(4)

Two biological observations are considered here. A larger methylation level results in reduced transcription factor binding ability in a monotonic way and *vice versa*. Next, the sensitivity of the methylation effect on transcription factor binding ability is not the same at different methylation levels. When the methylation level is quite large or small, the effect tends to be saturating to *0* or *1* and insensitive to a change in methylation level. In contrast, the effect will be sensitive to change when the methylation level is around a median value. Here, an inverse *S*-function is capable of fitting such a relationship, which is shown in Figure 1 (solid line, the parameters are assumed as *C*=*0* and *S*=*0.1*). In Figure 1, the methylation level is on the *X* axis and the suppression of transcription factor binding ability is on the *Y* axis. In the general model, two parameters, *C* and *S*, of the inverse *S*-function are adjustable and can be tuned for different transcription factors in a specific cell.

To increase sensitivity of the method, we also propose a second part to the general model to depict the effect of DNA methylation in an antisense way (Figure 1, dashed line), where a normal *S*-function was used (Equation 5). In the model, a large methylation level was assumed to impact less on transcription factor binding ability and *vice versa*.

{E}_{ijk2}=\frac{1}{1+{e}^{-\left(\left({M}_{\mathit{jk}}+{C}_{i}\right)/{S}_{i}\right)}}

(5)

### Transcription factor binding score

With consideration of the DNA methylation effect, the binding ability of the *ith* transcription factor in the *jth* gene promoter region can be modified as binding score *B*_{
ij
} from match score *M*_{
ij
}.

{B}_{\mathit{\text{ij}}}=\underset{k}{max}\left({A}_{\mathit{\text{ijk}}}\times {E}_{\mathit{\text{ijk}}}\right)

(6)

where *A*_{
ijk
} is the sequences match value of the *ith* transcription factor and *E*_{
ijk
} is the effect of DNA methylation on the binding ability of the *ith* transcription factor at the *kth* putative binding site in the promoter region of the *jth* gene.

Similar to the transcription factor match score, by threshold analysis of the transcription factor binding score, a maximal *Z*-score value (if positive) or a minimal *Z*-score value (if negative), known as *Z*_{
m
}, can also be calculated based on the relative analysis of transcription factor binding scores and gene expression profiles. However, in contrast to only one *Z*_{
m
} value based on the match score, there are many *Z*_{
m
} values for a transcription factor when different compositions of parameters *C* and *S* are selected in the model to calculate different binding scores. Then, when parameters *C* and *S* of the model are fixed to obtain an optimized *Z*_{
m
} value, the effect of methylation on transcription factor binding ability can be quantitatively determined.

### Functionally active transcription factors
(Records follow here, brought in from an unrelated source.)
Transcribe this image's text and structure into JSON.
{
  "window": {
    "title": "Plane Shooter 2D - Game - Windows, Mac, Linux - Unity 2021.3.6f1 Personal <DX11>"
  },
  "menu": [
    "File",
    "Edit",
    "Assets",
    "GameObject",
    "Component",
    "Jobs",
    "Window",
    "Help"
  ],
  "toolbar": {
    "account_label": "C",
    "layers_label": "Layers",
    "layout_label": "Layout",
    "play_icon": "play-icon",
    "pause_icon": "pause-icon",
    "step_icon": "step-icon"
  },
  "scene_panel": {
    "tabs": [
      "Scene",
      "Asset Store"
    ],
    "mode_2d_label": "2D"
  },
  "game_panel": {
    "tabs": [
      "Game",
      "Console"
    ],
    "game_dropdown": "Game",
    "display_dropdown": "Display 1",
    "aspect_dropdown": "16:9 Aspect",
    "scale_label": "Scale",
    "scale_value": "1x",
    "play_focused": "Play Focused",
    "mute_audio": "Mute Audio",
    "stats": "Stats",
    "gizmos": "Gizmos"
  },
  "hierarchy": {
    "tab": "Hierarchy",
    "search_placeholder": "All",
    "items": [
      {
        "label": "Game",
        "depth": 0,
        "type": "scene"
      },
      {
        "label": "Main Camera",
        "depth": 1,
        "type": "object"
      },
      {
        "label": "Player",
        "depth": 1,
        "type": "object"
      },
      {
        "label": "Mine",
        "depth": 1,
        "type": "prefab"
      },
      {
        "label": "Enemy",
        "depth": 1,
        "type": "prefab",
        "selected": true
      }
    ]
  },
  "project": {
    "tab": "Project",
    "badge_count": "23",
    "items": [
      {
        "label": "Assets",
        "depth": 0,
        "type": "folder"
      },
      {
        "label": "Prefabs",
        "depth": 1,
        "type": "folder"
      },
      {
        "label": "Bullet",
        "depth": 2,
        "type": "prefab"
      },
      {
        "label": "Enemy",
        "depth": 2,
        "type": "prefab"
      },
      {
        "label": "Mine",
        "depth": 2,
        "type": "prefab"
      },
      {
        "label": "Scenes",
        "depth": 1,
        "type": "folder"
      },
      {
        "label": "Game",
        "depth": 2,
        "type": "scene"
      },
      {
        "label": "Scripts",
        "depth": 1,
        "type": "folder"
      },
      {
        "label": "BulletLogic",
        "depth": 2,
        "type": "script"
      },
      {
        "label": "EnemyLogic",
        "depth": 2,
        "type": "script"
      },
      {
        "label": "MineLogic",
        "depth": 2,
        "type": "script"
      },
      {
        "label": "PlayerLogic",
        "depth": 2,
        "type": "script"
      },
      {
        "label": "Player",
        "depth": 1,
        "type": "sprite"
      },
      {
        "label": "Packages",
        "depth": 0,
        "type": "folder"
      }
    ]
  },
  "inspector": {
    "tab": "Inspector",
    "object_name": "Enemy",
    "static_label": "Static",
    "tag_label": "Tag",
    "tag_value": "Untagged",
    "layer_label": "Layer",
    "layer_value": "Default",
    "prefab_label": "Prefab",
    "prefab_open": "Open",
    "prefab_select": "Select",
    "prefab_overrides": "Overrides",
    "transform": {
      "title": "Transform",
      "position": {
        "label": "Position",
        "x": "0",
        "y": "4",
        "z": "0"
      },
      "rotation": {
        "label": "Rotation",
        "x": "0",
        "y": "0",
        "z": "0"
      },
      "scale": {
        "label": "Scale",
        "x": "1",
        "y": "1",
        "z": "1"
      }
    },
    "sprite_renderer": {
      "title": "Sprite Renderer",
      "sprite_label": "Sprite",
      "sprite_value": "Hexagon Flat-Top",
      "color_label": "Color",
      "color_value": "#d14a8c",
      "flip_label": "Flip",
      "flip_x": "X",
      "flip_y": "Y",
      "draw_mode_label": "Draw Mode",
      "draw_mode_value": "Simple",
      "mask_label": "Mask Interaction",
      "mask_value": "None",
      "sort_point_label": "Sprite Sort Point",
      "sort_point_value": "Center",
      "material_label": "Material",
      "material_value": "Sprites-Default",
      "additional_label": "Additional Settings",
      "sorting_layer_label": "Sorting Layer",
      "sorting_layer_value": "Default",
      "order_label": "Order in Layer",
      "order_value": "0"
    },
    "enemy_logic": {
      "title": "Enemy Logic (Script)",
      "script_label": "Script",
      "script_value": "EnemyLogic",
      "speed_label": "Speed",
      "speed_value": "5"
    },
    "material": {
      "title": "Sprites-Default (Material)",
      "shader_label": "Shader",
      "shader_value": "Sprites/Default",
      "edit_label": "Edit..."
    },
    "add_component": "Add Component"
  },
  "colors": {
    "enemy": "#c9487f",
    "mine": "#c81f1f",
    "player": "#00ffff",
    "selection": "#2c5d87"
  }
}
According to different ways of describing DNA methylation effects on transcription factor binding ability, three *Z*_{
m
} values can be calculated to investigate functionally active transcription factors. Without considering a DNA methylation effect, *Z*_{
m-o
} is computed when transcription factor match scores are adopted. In contrast, with the consideration of a DNA methylation effect using our proposed model, *Z*_{
m-p
} is analyzed from transcription factor binding scores from the sense orientation and *Z*_{
m-q
} is calculated from transcription factor binding scores from the antisense orientation. Furthermore, with different compositions of model parameters, a group of *Z*_{
m-p
} and *Z*_{
m-q
} values can be calculated for each transcription factor. Then, if absolute *Z*_{
m-p
} values are found to be obviously larger than the absolute *Z*_{
m-o
} value and absolute *Z*_{
m-q
} values are always less than the absolute Z_{m-o} value, the transcription factor is considered to be affected by DNA methylation and functionally active.